* _DIRECTIONS_
All lines in the material below that hold "this" should be found and copied.
◇ ◇ ◇ ◇ ◇ ◇ ◇
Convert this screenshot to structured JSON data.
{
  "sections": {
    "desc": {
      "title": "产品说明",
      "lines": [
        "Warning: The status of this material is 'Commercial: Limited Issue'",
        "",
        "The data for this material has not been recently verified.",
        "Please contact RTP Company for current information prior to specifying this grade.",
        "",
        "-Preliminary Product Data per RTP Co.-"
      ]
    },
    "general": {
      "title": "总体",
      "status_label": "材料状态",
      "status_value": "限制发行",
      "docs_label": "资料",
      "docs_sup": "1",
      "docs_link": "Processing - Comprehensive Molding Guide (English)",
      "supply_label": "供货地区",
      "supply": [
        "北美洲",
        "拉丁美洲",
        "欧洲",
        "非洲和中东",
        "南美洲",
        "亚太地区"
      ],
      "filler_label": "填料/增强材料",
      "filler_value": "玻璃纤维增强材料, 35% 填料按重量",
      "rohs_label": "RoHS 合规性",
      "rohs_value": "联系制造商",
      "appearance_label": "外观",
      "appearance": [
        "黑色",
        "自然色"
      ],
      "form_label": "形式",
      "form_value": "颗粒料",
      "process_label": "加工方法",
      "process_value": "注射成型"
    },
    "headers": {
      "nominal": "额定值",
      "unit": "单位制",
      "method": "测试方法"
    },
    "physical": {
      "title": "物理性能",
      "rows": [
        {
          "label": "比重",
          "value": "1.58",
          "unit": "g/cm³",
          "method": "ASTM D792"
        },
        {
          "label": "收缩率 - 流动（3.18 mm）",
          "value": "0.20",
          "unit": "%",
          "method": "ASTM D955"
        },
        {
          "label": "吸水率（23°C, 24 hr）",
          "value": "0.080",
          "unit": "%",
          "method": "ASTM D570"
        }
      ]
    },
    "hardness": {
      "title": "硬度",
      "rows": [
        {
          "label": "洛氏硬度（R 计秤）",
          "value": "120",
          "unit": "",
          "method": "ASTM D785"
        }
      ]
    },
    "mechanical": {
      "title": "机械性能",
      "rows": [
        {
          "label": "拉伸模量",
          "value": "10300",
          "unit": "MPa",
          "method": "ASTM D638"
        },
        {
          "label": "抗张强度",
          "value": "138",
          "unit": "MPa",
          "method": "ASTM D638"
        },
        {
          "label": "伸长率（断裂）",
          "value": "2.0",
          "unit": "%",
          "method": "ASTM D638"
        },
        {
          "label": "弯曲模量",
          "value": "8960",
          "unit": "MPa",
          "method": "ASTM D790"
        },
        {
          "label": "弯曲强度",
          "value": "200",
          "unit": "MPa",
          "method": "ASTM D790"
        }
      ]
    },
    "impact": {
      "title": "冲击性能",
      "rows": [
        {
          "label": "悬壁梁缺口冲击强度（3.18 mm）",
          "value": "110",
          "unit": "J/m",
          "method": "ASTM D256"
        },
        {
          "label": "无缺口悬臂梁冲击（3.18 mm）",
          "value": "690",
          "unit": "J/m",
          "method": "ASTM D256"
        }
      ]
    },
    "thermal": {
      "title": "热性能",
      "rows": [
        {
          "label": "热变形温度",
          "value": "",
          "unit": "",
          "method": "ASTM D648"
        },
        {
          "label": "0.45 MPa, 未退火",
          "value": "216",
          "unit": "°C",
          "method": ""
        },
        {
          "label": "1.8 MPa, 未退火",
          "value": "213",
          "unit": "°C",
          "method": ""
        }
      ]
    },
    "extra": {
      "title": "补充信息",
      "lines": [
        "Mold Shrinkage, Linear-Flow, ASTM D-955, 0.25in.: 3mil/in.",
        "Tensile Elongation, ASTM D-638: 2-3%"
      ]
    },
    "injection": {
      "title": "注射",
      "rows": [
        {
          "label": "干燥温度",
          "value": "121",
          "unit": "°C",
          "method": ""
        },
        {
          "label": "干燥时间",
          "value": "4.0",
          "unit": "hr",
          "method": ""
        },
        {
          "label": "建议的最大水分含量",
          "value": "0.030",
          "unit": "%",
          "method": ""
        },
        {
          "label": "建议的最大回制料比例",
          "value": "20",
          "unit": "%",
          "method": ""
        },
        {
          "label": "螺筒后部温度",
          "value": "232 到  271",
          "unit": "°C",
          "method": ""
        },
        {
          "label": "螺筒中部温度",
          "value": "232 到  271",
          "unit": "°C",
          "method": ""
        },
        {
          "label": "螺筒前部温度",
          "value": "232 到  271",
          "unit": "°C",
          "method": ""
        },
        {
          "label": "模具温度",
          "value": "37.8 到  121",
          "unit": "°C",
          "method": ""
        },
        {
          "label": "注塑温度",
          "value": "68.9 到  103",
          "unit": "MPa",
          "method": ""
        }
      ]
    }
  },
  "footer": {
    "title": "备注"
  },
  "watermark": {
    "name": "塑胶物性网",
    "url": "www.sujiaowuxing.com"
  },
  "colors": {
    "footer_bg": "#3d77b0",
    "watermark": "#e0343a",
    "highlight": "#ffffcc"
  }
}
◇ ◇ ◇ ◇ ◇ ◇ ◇
* _REPLY TO THE TASK_
Convert this screenshot to structured JSON data.
        "Warning: The status of this material is 'Commercial: Limited Issue'",
        "The data for this material has not been recently verified.",
        "Please contact RTP Company for current information prior to specifying this grade.",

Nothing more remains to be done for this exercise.